Belgium, (Brussels Morning Newspaper) Enlargement is Europe’s eternal question and it is the biggest, most effective step the European Union can take to strengthen its geopolitical influence, allowing another country in. It is also the most difficult step to take: an unprepared or unwilling country can never be given a seat at the EU table, at risk of gravely damaging the European project as such.
The pros and cons of enlargement regularly raise their head, as we saw in recent weeks: when Orbán takes yet another turn away from European rules and values, when Poland risks following the same route when Ukraine fights for its own European future, or when Turkey’s partnership with Europe again raises the big questions: when, how and how far do we redraw Europe’s borders?
Leverage is key: in the past, the road to EU membership has proved a tremendous spur to bring a country closer to liberal-democratic values and institutions, as well as to the prosperity of all involved. It makes us all stronger. Just imagine where Putin’s tanks would have been today, if Europe hadn’t undertaken its biggest enlargement operation ever, two decades ago?
But with liberal-democracy waning world-wide and under pressure within Europe, that leverage is less certain than before. The intensive enlargement process needs to be underpinned with political will on both sides.

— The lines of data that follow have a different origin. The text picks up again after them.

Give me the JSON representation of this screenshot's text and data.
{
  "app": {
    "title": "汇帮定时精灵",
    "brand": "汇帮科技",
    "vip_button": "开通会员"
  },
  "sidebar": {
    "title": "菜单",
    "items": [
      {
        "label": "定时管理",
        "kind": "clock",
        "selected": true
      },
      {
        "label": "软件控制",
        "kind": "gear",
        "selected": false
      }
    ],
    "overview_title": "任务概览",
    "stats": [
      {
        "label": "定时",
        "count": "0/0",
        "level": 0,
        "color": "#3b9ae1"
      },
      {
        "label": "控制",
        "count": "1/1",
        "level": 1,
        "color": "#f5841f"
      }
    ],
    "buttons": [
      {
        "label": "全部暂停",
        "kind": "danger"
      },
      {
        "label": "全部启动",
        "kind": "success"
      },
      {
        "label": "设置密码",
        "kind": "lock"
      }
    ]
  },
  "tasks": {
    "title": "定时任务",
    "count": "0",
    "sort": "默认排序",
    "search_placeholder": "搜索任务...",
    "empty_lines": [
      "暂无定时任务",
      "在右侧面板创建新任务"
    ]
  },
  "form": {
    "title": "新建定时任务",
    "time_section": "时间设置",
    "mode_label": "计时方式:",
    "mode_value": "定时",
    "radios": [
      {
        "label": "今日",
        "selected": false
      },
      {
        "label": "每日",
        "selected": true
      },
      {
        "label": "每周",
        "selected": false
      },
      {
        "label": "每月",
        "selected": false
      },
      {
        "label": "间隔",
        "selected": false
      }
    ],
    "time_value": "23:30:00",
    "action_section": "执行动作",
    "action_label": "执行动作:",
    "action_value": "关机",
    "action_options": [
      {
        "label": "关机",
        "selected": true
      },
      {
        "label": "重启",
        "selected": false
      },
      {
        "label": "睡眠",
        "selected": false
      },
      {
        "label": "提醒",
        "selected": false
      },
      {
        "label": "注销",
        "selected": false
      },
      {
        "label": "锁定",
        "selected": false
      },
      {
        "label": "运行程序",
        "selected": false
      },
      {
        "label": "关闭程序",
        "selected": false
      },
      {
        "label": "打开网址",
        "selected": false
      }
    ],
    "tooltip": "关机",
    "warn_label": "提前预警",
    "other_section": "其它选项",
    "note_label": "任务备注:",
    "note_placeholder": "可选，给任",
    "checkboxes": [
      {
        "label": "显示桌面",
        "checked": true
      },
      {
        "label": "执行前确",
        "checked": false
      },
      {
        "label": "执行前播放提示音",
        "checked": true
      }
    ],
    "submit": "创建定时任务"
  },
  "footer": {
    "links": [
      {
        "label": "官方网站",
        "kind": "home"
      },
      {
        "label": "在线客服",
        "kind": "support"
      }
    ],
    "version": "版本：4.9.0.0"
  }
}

It only works because it is difficult.
With Turkey, the magic isn’t working.
Accession discussions have effectively come to a standstill, and in its latest report on the Commission’s progress report on Turkey the European Parliament again finds that the country is moving further and further away from European norms of liberal-democracy and from integration with the EU as such. By refusing to implement the binding rulings of the European Court of Human Rights in the case of unlawfully detained rights activist Osman Kavala, the Turkish government made it clear that it is uninterested in the rule of law. It is only natural that the European Parliament wants to keep the doors shut on Turkish membership. Many still believe the process of membership talks is the least-bad option to regain leverage over Turkey. Experience certainly shows that any accession country needs to be very well adjusted and fully committed before joining.
I would personally go even further, drop the charade of accession in any near future and instead openly go for another type of association between the two partners.

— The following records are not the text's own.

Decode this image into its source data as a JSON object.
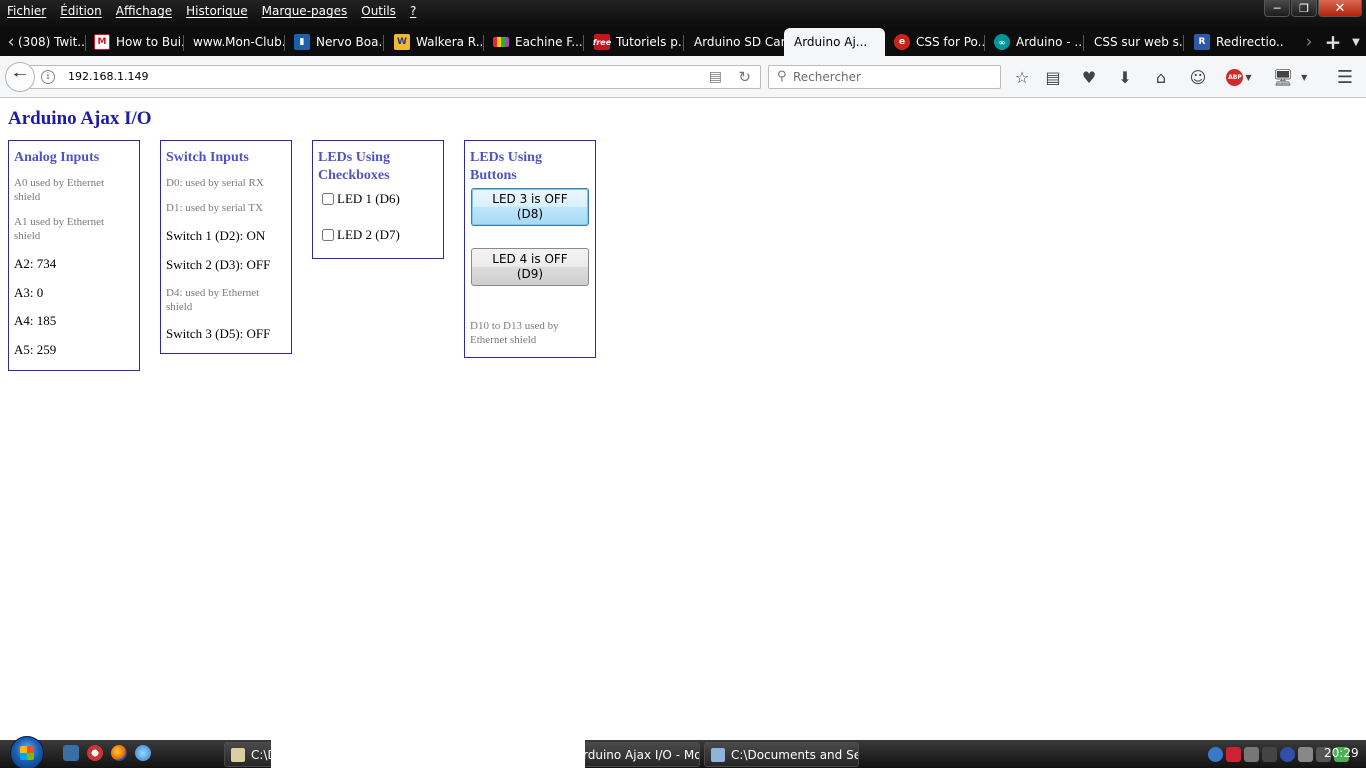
{
  "menubar": {
    "items": [
      "Fichier",
      "Édition",
      "Affichage",
      "Historique",
      "Marque-pages",
      "Outils",
      "?"
    ]
  },
  "tabs": [
    {
      "label": "(308) Twit...",
      "icon": "twitter-icon",
      "color": ""
    },
    {
      "label": "How to Bui...",
      "icon": "makezine-icon",
      "color": "#d8131f"
    },
    {
      "label": "www.Mon-Club...",
      "icon": "",
      "color": ""
    },
    {
      "label": "Nervo Boa...",
      "icon": "nervo-icon",
      "color": "#1d5fa8"
    },
    {
      "label": "Walkera R...",
      "icon": "walkera-icon",
      "color": "#f2b830"
    },
    {
      "label": "Eachine F...",
      "icon": "eachine-icon",
      "color": "#a34fb8"
    },
    {
      "label": "Tutoriels p...",
      "icon": "free-icon",
      "color": "#c8151b"
    },
    {
      "label": "Arduino SD Car...",
      "icon": "",
      "color": ""
    },
    {
      "label": "Arduino Aj...",
      "icon": "",
      "color": "",
      "active": true
    },
    {
      "label": "CSS for Po...",
      "icon": "css-icon",
      "color": "#c9241b"
    },
    {
      "label": "Arduino - ...",
      "icon": "arduino-icon",
      "color": "#00979c"
    },
    {
      "label": "CSS sur web s...",
      "icon": "",
      "color": ""
    },
    {
      "label": "Redirectio...",
      "icon": "redirect-icon",
      "color": "#2c5aa8"
    }
  ],
  "navbar": {
    "url": "192.168.1.149",
    "search_placeholder": "Rechercher"
  },
  "page": {
    "title": "Arduino Ajax I/O",
    "analog": {
      "heading": "Analog Inputs",
      "a0_note": "A0 used by Ethernet shield",
      "a1_note": "A1 used by Ethernet shield",
      "readings": [
        "A2: 734",
        "A3: 0",
        "A4: 185",
        "A5: 259"
      ]
    },
    "switches": {
      "heading": "Switch Inputs",
      "d0_note": "D0: used by serial RX",
      "d1_note": "D1: used by serial TX",
      "switch1": "Switch 1 (D2): ON",
      "switch2": "Switch 2 (D3): OFF",
      "d4_note": "D4: used by Ethernet shield",
      "switch3": "Switch 3 (D5): OFF"
    },
    "led_checkboxes": {
      "heading": "LEDs Using Checkboxes",
      "led1": "LED 1 (D6)",
      "led2": "LED 2 (D7)",
      "led1_checked": false,
      "led2_checked": false
    },
    "led_buttons": {
      "heading": "LEDs Using Buttons",
      "led3": "LED 3 is OFF (D8)",
      "led4": "LED 4 is OFF (D9)",
      "note": "D10 to D13 used by Ethernet shield"
    }
  },
  "taskbar": {
    "task1": "C:\\D",
    "task2": "rduino Ajax I/O - Mo...",
    "task3": "C:\\Documents and Set...",
    "clock": "20:29"
  },
  "colors": {
    "page_title": "#1c1ca6",
    "box_border": "#2a2aa5",
    "box_heading": "#5252c4",
    "note_text": "#7a7a7a"
  }
}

Under its current government, the country will not move closer to Europe in any meaningful way: it has sought conflict with Greece, challenged Cyprus’ sovereignty in drilling disputes, proved a problematic ally within NATO over Sweden and Finland’s membership bids, and is increasingly blunt in stifling internal political opposition. This is not a European country, not should we continue to pretend it truly wants to be.

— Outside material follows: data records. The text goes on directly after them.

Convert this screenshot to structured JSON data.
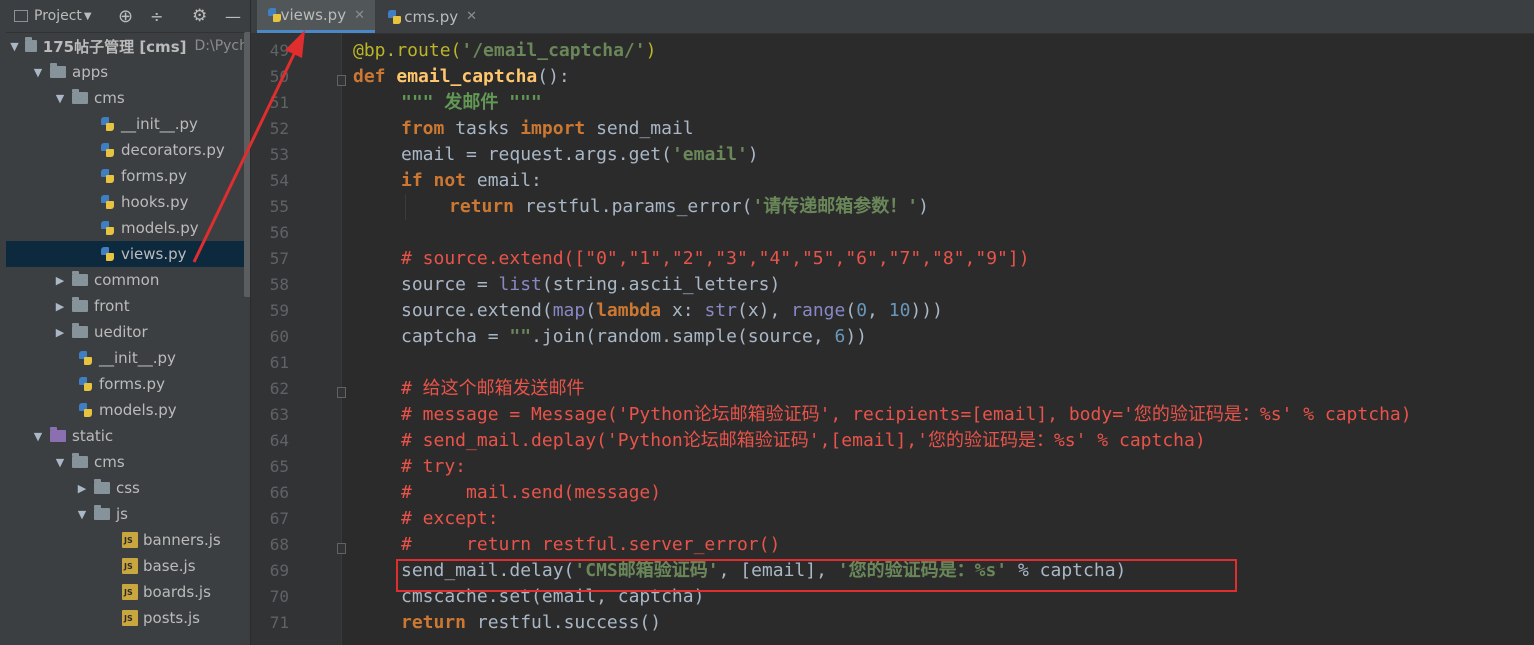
{
  "project_panel": {
    "title": "Project",
    "root_label": "175帖子管理 [cms]",
    "root_path": "D:\\Pych"
  },
  "tree": [
    {
      "label": "175帖子管理 [cms]",
      "kind": "root"
    },
    {
      "label": "apps",
      "kind": "folder"
    },
    {
      "label": "cms",
      "kind": "folder"
    },
    {
      "label": "__init__.py",
      "kind": "py"
    },
    {
      "label": "decorators.py",
      "kind": "py"
    },
    {
      "label": "forms.py",
      "kind": "py"
    },
    {
      "label": "hooks.py",
      "kind": "py"
    },
    {
      "label": "models.py",
      "kind": "py"
    },
    {
      "label": "views.py",
      "kind": "py"
    },
    {
      "label": "common",
      "kind": "folder"
    },
    {
      "label": "front",
      "kind": "folder"
    },
    {
      "label": "ueditor",
      "kind": "folder"
    },
    {
      "label": "__init__.py",
      "kind": "py"
    },
    {
      "label": "forms.py",
      "kind": "py"
    },
    {
      "label": "models.py",
      "kind": "py"
    },
    {
      "label": "static",
      "kind": "folder"
    },
    {
      "label": "cms",
      "kind": "folder"
    },
    {
      "label": "css",
      "kind": "folder"
    },
    {
      "label": "js",
      "kind": "folder"
    },
    {
      "label": "banners.js",
      "kind": "js"
    },
    {
      "label": "base.js",
      "kind": "js"
    },
    {
      "label": "boards.js",
      "kind": "js"
    },
    {
      "label": "posts.js",
      "kind": "js"
    }
  ],
  "tabs": [
    {
      "label": "views.py",
      "active": true
    },
    {
      "label": "cms.py",
      "active": false
    }
  ],
  "line_numbers": [
    "49",
    "50",
    "51",
    "52",
    "53",
    "54",
    "55",
    "56",
    "57",
    "58",
    "59",
    "60",
    "61",
    "62",
    "63",
    "64",
    "65",
    "66",
    "67",
    "68",
    "69",
    "70",
    "71"
  ],
  "code": {
    "l49_deco": "@bp.route(",
    "l49_str": "'/email_captcha/'",
    "l49_end": ")",
    "l50_kw": "def ",
    "l50_fn": "email_captcha",
    "l50_end": "():",
    "l51": "\"\"\" 发邮件 \"\"\"",
    "l52_a": "from",
    "l52_b": " tasks ",
    "l52_c": "import",
    "l52_d": " send_mail",
    "l53_a": "email = request.args.get(",
    "l53_b": "'email'",
    "l53_c": ")",
    "l54_a": "if not",
    "l54_b": " email:",
    "l55_a": "return",
    "l55_b": " restful.params_error(",
    "l55_c": "'请传递邮箱参数！'",
    "l55_d": ")",
    "l57": "# source.extend([\"0\",\"1\",\"2\",\"3\",\"4\",\"5\",\"6\",\"7\",\"8\",\"9\"])",
    "l58_a": "source = ",
    "l58_b": "list",
    "l58_c": "(string.ascii_letters)",
    "l59_a": "source.extend(",
    "l59_b": "map",
    "l59_c": "(",
    "l59_d": "lambda",
    "l59_e": " x: ",
    "l59_f": "str",
    "l59_g": "(x), ",
    "l59_h": "range",
    "l59_i": "(",
    "l59_j": "0",
    "l59_k": ", ",
    "l59_l": "10",
    "l59_m": ")))",
    "l60_a": "captcha = ",
    "l60_b": "\"\"",
    "l60_c": ".join(random.sample(source, ",
    "l60_d": "6",
    "l60_e": "))",
    "l62": "# 给这个邮箱发送邮件",
    "l63": "# message = Message('Python论坛邮箱验证码', recipients=[email], body='您的验证码是：%s' % captcha)",
    "l64": "# send_mail.deplay('Python论坛邮箱验证码',[email],'您的验证码是：%s' % captcha)",
    "l65": "# try:",
    "l66": "#     mail.send(message)",
    "l67": "# except:",
    "l68": "#     return restful.server_error()",
    "l69_a": "send_mail.delay(",
    "l69_b": "'CMS邮箱验证码'",
    "l69_c": ", [email], ",
    "l69_d": "'您的验证码是：%s'",
    "l69_e": " % captcha)",
    "l70": "cmscache.set(email, captcha)",
    "l71_a": "return",
    "l71_b": " restful.success()"
  },
  "colors": {
    "keyword": "#cc7832",
    "string": "#6a8759",
    "comment": "#e8534a",
    "highlight_border": "#e02d2d",
    "arrow": "#e02d2d"
  }
}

And yet, we do need to keep an open line to Ankara. Turkey remains a bridge to the Middle East and the Muslim world more generally, a key NATO member, and no one wants to see it undermine our sanctions on Russia or become a haven for its oligarchs. We need a new partnership with Turkey, less naive and less ambitious than membership, but more effective in its realism. 2023 is an election year for Turkey, so who knows what could improve if Europe is more open about future prospects than it is now. Hilde Vautmans is a Belgian Member of the European Parliament, member of the Renew Europe Group and the Renew Europe Group’s coordinator in the committee on foreign affairs (AFET).